Exercise description: Examine each line of the data, and copy the ones containing "ncrdownload".

───── Data for the task

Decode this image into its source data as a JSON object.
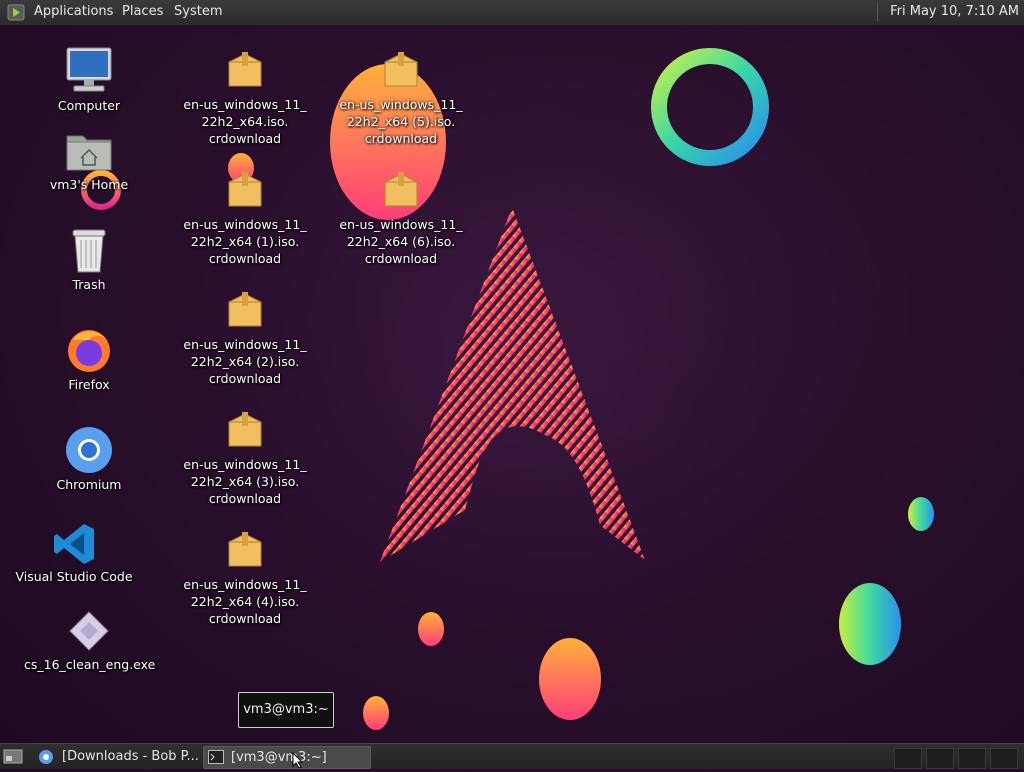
{
  "top_panel": {
    "menus": [
      "Applications",
      "Places",
      "System"
    ],
    "clock": "Fri May 10,  7:10 AM"
  },
  "desktop": {
    "icons": [
      {
        "label": "Computer",
        "icon": "computer-icon"
      },
      {
        "label": "vm3's Home",
        "icon": "home-folder-icon"
      },
      {
        "label": "Trash",
        "icon": "trash-icon"
      },
      {
        "label": "Firefox",
        "icon": "firefox-icon"
      },
      {
        "label": "Chromium",
        "icon": "chromium-icon"
      },
      {
        "label": "Visual Studio Code",
        "icon": "vscode-icon"
      },
      {
        "label": "cs_16_clean_eng.exe",
        "icon": "exe-file-icon"
      }
    ],
    "files": [
      {
        "label": "en-us_windows_11_\n22h2_x64.iso.\ncrdownload",
        "icon": "package-icon"
      },
      {
        "label": "en-us_windows_11_\n22h2_x64 (1).iso.\ncrdownload",
        "icon": "package-icon"
      },
      {
        "label": "en-us_windows_11_\n22h2_x64 (2).iso.\ncrdownload",
        "icon": "package-icon"
      },
      {
        "label": "en-us_windows_11_\n22h2_x64 (3).iso.\ncrdownload",
        "icon": "package-icon"
      },
      {
        "label": "en-us_windows_11_\n22h2_x64 (4).iso.\ncrdownload",
        "icon": "package-icon"
      },
      {
        "label": "en-us_windows_11_\n22h2_x64 (5).iso.\ncrdownload",
        "icon": "package-icon"
      },
      {
        "label": "en-us_windows_11_\n22h2_x64 (6).iso.\ncrdownload",
        "icon": "package-icon"
      }
    ]
  },
  "tooltip": "vm3@vm3:~",
  "taskbar": {
    "tasks": [
      {
        "label": "[Downloads - Bob P...",
        "icon": "browser-icon"
      },
      {
        "label": "[vm3@vm3:~]",
        "icon": "terminal-icon"
      }
    ]
  },
  "colors": {
    "panel": "#2b2b2b",
    "wallpaper": "#2a0f2c",
    "accent_pink": "#e8307a",
    "accent_orange": "#ffa030"
  }
}
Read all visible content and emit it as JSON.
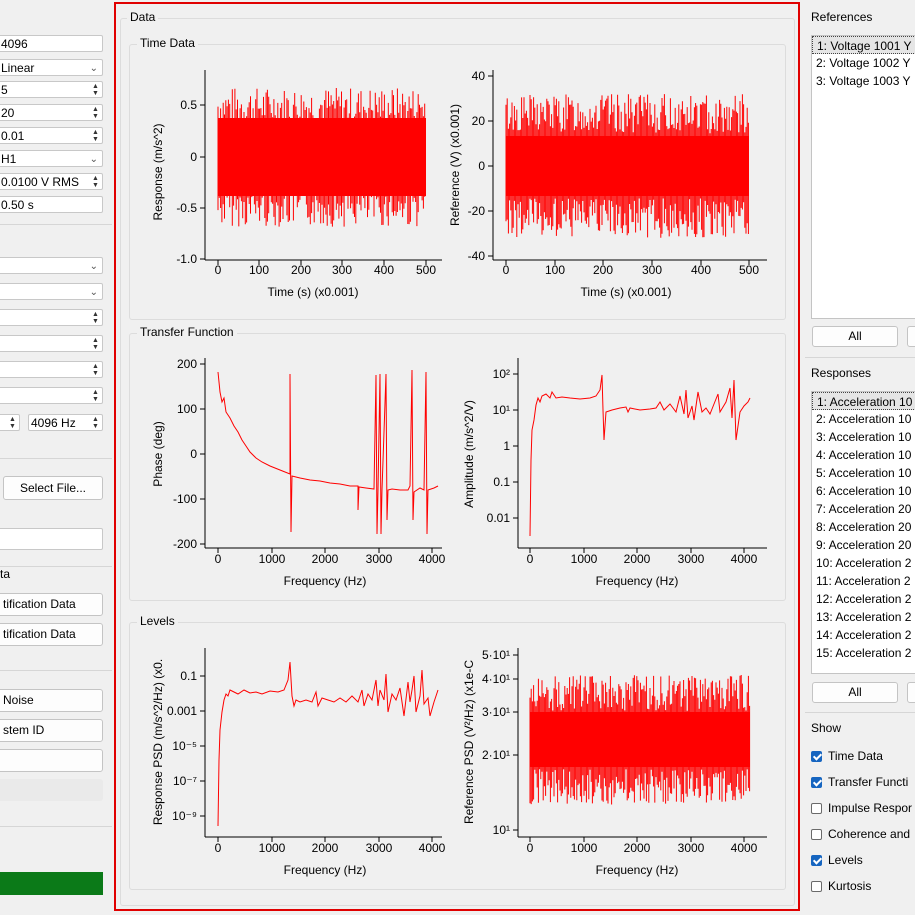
{
  "left_panel": {
    "fields": [
      {
        "text": "4096",
        "kind": "text"
      },
      {
        "text": "Linear",
        "kind": "combo"
      },
      {
        "text": "5",
        "kind": "spin"
      },
      {
        "text": "20",
        "kind": "spin"
      },
      {
        "text": "0.01",
        "kind": "spin"
      },
      {
        "text": "H1",
        "kind": "combo"
      },
      {
        "text": "0.0100 V RMS",
        "kind": "spin"
      },
      {
        "text": "0.50 s",
        "kind": "text"
      }
    ],
    "hz_field": "4096 Hz",
    "select_file_label": "Select File...",
    "section_fragment": "ta",
    "btn_load_ident": "tification Data",
    "btn_save_ident": "tification Data",
    "btn_noise": "Noise",
    "btn_system_id": "stem ID"
  },
  "data_group": {
    "title": "Data",
    "time_title": "Time Data",
    "tf_title": "Transfer Function",
    "levels_title": "Levels"
  },
  "plots": {
    "response_time": {
      "ylabel": "Response (m/s^2)",
      "xlabel": "Time (s) (x0.001)",
      "yticks": [
        "0.5",
        "0",
        "-0.5",
        "-1.0"
      ],
      "xticks": [
        "0",
        "100",
        "200",
        "300",
        "400",
        "500"
      ]
    },
    "reference_time": {
      "ylabel": "Reference (V) (x0.001)",
      "xlabel": "Time (s) (x0.001)",
      "yticks": [
        "40",
        "20",
        "0",
        "-20",
        "-40"
      ],
      "xticks": [
        "0",
        "100",
        "200",
        "300",
        "400",
        "500"
      ]
    },
    "phase": {
      "ylabel": "Phase (deg)",
      "xlabel": "Frequency (Hz)",
      "yticks": [
        "200",
        "100",
        "0",
        "-100",
        "-200"
      ],
      "xticks": [
        "0",
        "1000",
        "2000",
        "3000",
        "4000"
      ]
    },
    "amplitude": {
      "ylabel": "Amplitude (m/s^2/V)",
      "xlabel": "Frequency (Hz)",
      "yticks": [
        "10²",
        "10¹",
        "1",
        "0.1",
        "0.01"
      ],
      "xticks": [
        "0",
        "1000",
        "2000",
        "3000",
        "4000"
      ]
    },
    "response_psd": {
      "ylabel": "Response PSD (m/s^2/Hz) (x0.",
      "xlabel": "Frequency (Hz)",
      "yticks": [
        "0.1",
        "0.001",
        "10⁻⁵",
        "10⁻⁷",
        "10⁻⁹"
      ],
      "xticks": [
        "0",
        "1000",
        "2000",
        "3000",
        "4000"
      ]
    },
    "reference_psd": {
      "ylabel": "Reference PSD (V²/Hz) (x1e-C",
      "xlabel": "Frequency (Hz)",
      "yticks": [
        "5·10¹",
        "4·10¹",
        "3·10¹",
        "2·10¹",
        "10¹"
      ],
      "xticks": [
        "0",
        "1000",
        "2000",
        "3000",
        "4000"
      ]
    }
  },
  "references": {
    "title": "References",
    "items": [
      "1: Voltage 1001 Y",
      "2: Voltage 1002 Y",
      "3: Voltage 1003 Y"
    ],
    "all_label": "All"
  },
  "responses": {
    "title": "Responses",
    "items": [
      "1: Acceleration 10",
      "2: Acceleration 10",
      "3: Acceleration 10",
      "4: Acceleration 10",
      "5: Acceleration 10",
      "6: Acceleration 10",
      "7: Acceleration 20",
      "8: Acceleration 20",
      "9: Acceleration 20",
      "10: Acceleration 2",
      "11: Acceleration 2",
      "12: Acceleration 2",
      "13: Acceleration 2",
      "14: Acceleration 2",
      "15: Acceleration 2"
    ],
    "all_label": "All"
  },
  "show": {
    "title": "Show",
    "options": [
      {
        "label": "Time Data",
        "checked": true
      },
      {
        "label": "Transfer Functi",
        "checked": true
      },
      {
        "label": "Impulse Respor",
        "checked": false
      },
      {
        "label": "Coherence and",
        "checked": false
      },
      {
        "label": "Levels",
        "checked": true
      },
      {
        "label": "Kurtosis",
        "checked": false
      }
    ]
  },
  "colors": {
    "trace": "#ff0000",
    "highlight_border": "#e00000",
    "progress": "#0b7a18"
  }
}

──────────

Response to the task:
        "label": "en-us_windows_11_\n22h2_x64.iso.\ncrdownload",
        "label": "en-us_windows_11_\n22h2_x64 (1).iso.\ncrdownload",
        "label": "en-us_windows_11_\n22h2_x64 (2).iso.\ncrdownload",
        "label": "en-us_windows_11_\n22h2_x64 (3).iso.\ncrdownload",
        "label": "en-us_windows_11_\n22h2_x64 (4).iso.\ncrdownload",
        "label": "en-us_windows_11_\n22h2_x64 (5).iso.\ncrdownload",
        "label": "en-us_windows_11_\n22h2_x64 (6).iso.\ncrdownload",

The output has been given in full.